- About this exercise:
Among the entries below, copy every line that carries the word "Length".

- Input records:
※ ※ ※

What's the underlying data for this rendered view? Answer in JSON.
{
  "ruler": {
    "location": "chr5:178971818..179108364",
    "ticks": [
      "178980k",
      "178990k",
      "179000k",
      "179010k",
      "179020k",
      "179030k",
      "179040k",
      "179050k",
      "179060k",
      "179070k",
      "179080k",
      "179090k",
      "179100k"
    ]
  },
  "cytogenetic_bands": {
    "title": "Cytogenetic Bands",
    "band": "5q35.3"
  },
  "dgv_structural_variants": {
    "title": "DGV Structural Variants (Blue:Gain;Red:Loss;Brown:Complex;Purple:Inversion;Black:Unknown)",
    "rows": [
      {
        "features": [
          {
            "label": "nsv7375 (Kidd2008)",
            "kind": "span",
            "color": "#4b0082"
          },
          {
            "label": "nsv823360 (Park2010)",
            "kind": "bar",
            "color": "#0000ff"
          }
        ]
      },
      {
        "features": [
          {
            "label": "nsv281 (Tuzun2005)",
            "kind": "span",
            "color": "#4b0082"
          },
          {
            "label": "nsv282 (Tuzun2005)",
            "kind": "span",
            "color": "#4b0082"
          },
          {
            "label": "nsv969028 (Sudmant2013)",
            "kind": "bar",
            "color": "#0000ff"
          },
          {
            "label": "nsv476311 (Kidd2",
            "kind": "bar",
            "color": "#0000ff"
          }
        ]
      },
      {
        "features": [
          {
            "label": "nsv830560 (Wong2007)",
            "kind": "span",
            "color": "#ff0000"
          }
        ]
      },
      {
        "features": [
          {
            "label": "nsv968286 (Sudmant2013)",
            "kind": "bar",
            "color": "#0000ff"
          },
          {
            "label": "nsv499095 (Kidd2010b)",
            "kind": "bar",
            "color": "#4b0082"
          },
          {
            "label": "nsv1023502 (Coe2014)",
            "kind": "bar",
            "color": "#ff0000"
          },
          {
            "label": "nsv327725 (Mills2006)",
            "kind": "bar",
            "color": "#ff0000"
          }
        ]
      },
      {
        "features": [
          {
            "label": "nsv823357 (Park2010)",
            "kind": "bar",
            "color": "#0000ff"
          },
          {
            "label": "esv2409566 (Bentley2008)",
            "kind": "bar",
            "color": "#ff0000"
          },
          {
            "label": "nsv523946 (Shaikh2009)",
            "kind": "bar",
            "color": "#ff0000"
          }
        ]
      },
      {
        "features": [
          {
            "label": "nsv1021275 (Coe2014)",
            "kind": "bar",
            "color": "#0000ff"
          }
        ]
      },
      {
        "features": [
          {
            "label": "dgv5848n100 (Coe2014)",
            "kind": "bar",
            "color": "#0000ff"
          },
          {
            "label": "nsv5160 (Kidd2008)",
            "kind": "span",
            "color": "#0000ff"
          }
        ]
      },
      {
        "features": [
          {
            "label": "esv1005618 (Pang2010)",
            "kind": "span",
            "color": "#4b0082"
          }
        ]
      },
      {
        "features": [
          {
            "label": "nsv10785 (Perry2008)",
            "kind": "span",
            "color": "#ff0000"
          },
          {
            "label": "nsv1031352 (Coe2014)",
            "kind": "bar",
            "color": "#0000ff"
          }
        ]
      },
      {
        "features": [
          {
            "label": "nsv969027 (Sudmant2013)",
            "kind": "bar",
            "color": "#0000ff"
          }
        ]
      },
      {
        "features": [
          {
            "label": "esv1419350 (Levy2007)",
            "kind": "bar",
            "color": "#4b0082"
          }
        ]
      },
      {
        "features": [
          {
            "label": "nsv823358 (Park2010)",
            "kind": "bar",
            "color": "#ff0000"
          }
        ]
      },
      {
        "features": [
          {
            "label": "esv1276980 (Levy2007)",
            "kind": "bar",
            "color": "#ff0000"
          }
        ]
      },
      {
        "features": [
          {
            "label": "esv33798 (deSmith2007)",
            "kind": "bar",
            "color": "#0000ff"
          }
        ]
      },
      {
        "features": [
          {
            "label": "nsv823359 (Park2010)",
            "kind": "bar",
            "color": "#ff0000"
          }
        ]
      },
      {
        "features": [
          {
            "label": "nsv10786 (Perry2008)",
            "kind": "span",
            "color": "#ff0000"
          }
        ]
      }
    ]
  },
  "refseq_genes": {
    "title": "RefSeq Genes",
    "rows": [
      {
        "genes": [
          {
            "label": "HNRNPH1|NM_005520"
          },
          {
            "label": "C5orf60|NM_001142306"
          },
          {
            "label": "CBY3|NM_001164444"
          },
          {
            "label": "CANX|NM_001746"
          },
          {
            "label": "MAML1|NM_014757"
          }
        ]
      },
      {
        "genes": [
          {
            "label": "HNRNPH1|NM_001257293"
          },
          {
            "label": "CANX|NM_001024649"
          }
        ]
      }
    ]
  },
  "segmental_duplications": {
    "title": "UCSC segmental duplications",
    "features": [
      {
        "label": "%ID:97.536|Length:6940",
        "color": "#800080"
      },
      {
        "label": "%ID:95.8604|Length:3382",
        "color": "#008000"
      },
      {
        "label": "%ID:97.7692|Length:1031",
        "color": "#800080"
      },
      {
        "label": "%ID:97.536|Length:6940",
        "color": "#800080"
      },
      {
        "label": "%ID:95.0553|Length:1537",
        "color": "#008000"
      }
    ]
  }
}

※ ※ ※

- Task response:
        "label": "%ID:97.536|Length:6940",
        "label": "%ID:95.8604|Length:3382",
        "label": "%ID:97.7692|Length:1031",
        "label": "%ID:97.536|Length:6940",
        "label": "%ID:95.0553|Length:1537",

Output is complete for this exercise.